Published: September 4, 2020
Previous studies have shown associations between soft drink consumption and mental health problems in adolescents. The UAB study, led by Sylvie Mrug, Ph.D., professor and chair of the College of Arts and Sciences’ Department of Psychology, identified soft drink consumption as a likely predictor of aggressive behavior. It was published in the Journal of Adolescent Health.
“Despite public health policies designed to reduce children’s consumption of sugar-sweetened beverages, such as soda taxes and school soda bans, the consumption of sugar-sweetened beverages by youth in the United States remains a significant public health problem,” Mrug says.
Reciprocal relationships were analyzed showing soft drink consumption predicted an increase in aggressive behavior over time.

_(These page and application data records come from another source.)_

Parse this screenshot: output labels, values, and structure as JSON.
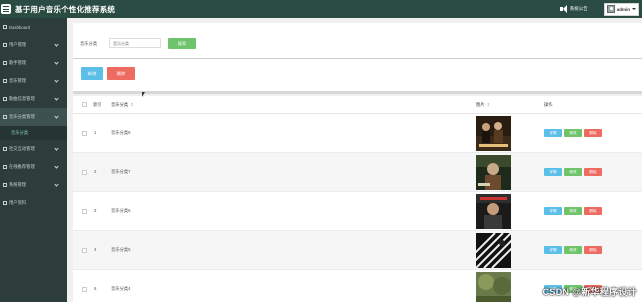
{
  "header": {
    "app_title": "基于用户音乐个性化推荐系统",
    "site_link": "系统公告",
    "user_name": "admin"
  },
  "sidebar": {
    "items": [
      {
        "label": "Dashboard",
        "icon": "home-icon"
      },
      {
        "label": "用户管理",
        "icon": "users-icon"
      },
      {
        "label": "歌手管理",
        "icon": "grid-icon"
      },
      {
        "label": "音乐管理",
        "icon": "music-icon"
      },
      {
        "label": "歌曲信息管理",
        "icon": "grid-icon"
      },
      {
        "label": "音乐分类管理",
        "icon": "grid-icon"
      },
      {
        "label": "社交互动管理",
        "icon": "flag-icon"
      },
      {
        "label": "在线推荐管理",
        "icon": "grid-icon"
      },
      {
        "label": "系统管理",
        "icon": "gear-icon"
      },
      {
        "label": "用户资料",
        "icon": "profile-icon"
      }
    ],
    "sub_item": "音乐分类"
  },
  "search": {
    "label": "音乐分类",
    "placeholder": "音乐分类",
    "button": "搜索"
  },
  "actions": {
    "add": "新增",
    "delete": "删除"
  },
  "table": {
    "columns": [
      "索引",
      "音乐分类",
      "图片",
      "操作"
    ],
    "rows": [
      {
        "index": "1",
        "category": "音乐分类8"
      },
      {
        "index": "2",
        "category": "音乐分类7"
      },
      {
        "index": "3",
        "category": "音乐分类6"
      },
      {
        "index": "4",
        "category": "音乐分类5"
      },
      {
        "index": "5",
        "category": "音乐分类4"
      }
    ],
    "op_detail": "详情",
    "op_edit": "修改",
    "op_delete": "删除"
  },
  "watermark": "CSDN @新华程序设计",
  "colors": {
    "topbar": "#2b4c42",
    "sidebar": "#2d3d3b",
    "primary_blue": "#5bbfe7",
    "success_green": "#6fc46b",
    "danger_red": "#ee6b62"
  }
}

Soft drink consumption at ages 11 and 13 predicted more aggressive behavior at the next time point, the study showed. Aggressive behavior at age 13 also predicted more soft drink consumption at age 16. Soft drink consumption at age 13 predicted fewer depressive symptoms, but depressive symptoms did not predict soft drink consumption. Findings from this study suggest that reducing adolescents’ intake of soft drinks may reduce aggressive behavior, but not depressive symptoms.